» **Assignment**: Drop all images and give the records again exactly.

» **Dataset records**:
[Start of section]
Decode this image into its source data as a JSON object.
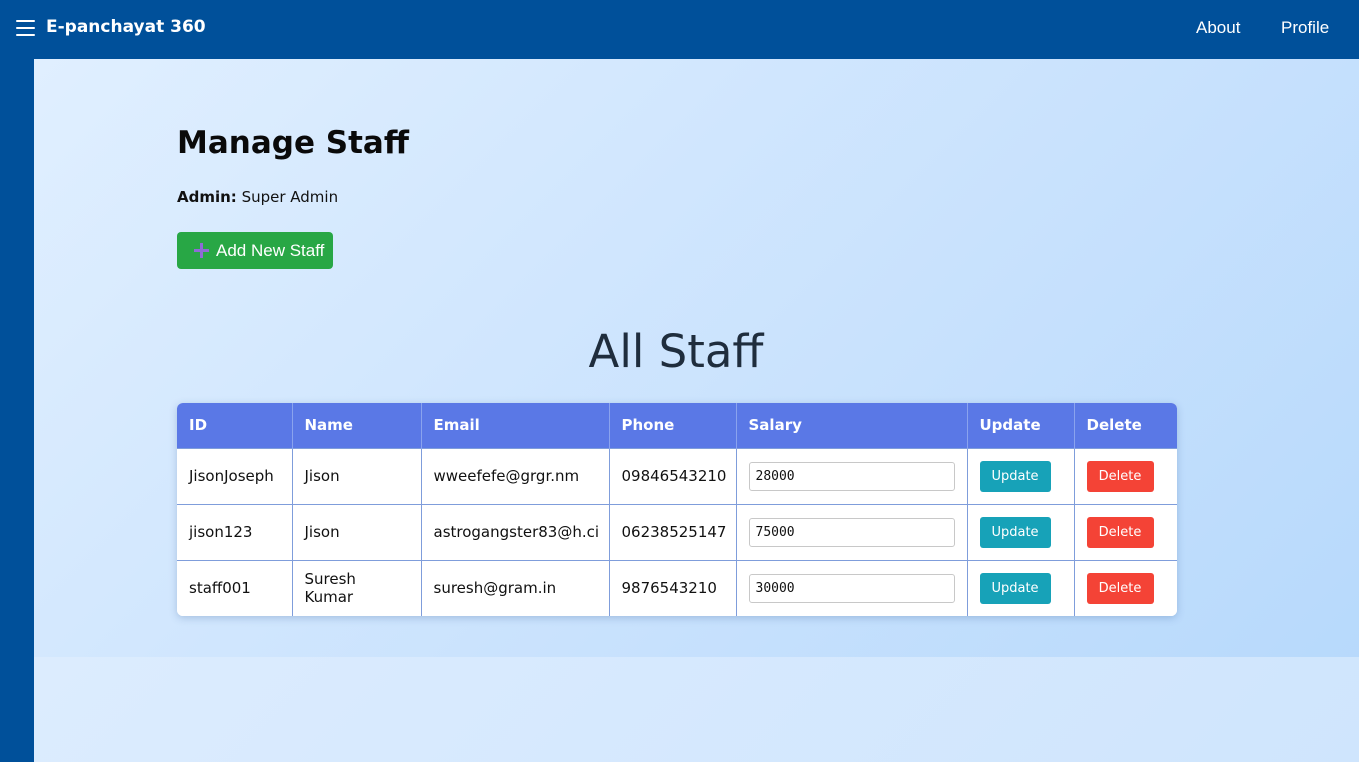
{
  "header": {
    "brand": "E-panchayat 360",
    "nav": {
      "about": "About",
      "profile": "Profile"
    }
  },
  "main": {
    "title": "Manage Staff",
    "admin_label": "Admin:",
    "admin_name": "Super Admin",
    "add_button": "Add New Staff",
    "section_title": "All Staff"
  },
  "table": {
    "columns": [
      "ID",
      "Name",
      "Email",
      "Phone",
      "Salary",
      "Update",
      "Delete"
    ],
    "rows": [
      {
        "id": "JisonJoseph",
        "name": "Jison",
        "email": "wweefefe@grgr.nm",
        "phone": "09846543210",
        "salary": "28000",
        "update_label": "Update",
        "delete_label": "Delete"
      },
      {
        "id": "jison123",
        "name": "Jison",
        "email": "astrogangster83@h.ci",
        "phone": "06238525147",
        "salary": "75000",
        "update_label": "Update",
        "delete_label": "Delete"
      },
      {
        "id": "staff001",
        "name": "Suresh Kumar",
        "email": "suresh@gram.in",
        "phone": "9876543210",
        "salary": "30000",
        "update_label": "Update",
        "delete_label": "Delete"
      }
    ]
  },
  "colors": {
    "navbar": "#00509a",
    "header_row": "#5a78e6",
    "add_button": "#28a745",
    "update_button": "#17a2b8",
    "delete_button": "#f44336"
  },
  "icons": {
    "menu": "hamburger-menu-icon",
    "add": "plus-icon"
  }
}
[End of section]
» **Reply to the task**:
Decode this image into its source data as a JSON object.
{
  "header": {
    "brand": "E-panchayat 360",
    "nav": {
      "about": "About",
      "profile": "Profile"
    }
  },
  "main": {
    "title": "Manage Staff",
    "admin_label": "Admin:",
    "admin_name": "Super Admin",
    "add_button": "Add New Staff",
    "section_title": "All Staff"
  },
  "table": {
    "columns": [
      "ID",
      "Name",
      "Email",
      "Phone",
      "Salary",
      "Update",
      "Delete"
    ],
    "rows": [
      {
        "id": "JisonJoseph",
        "name": "Jison",
        "email": "wweefefe@grgr.nm",
        "phone": "09846543210",
        "salary": "28000",
        "update_label": "Update",
        "delete_label": "Delete"
      },
      {
        "id": "jison123",
        "name": "Jison",
        "email": "astrogangster83@h.ci",
        "phone": "06238525147",
        "salary": "75000",
        "update_label": "Update",
        "delete_label": "Delete"
      },
      {
        "id": "staff001",
        "name": "Suresh Kumar",
        "email": "suresh@gram.in",
        "phone": "9876543210",
        "salary": "30000",
        "update_label": "Update",
        "delete_label": "Delete"
      }
    ]
  },
  "colors": {
    "navbar": "#00509a",
    "header_row": "#5a78e6",
    "add_button": "#28a745",
    "update_button": "#17a2b8",
    "delete_button": "#f44336"
  },
  "icons": {
    "menu": "hamburger-menu-icon",
    "add": "plus-icon"
  }
}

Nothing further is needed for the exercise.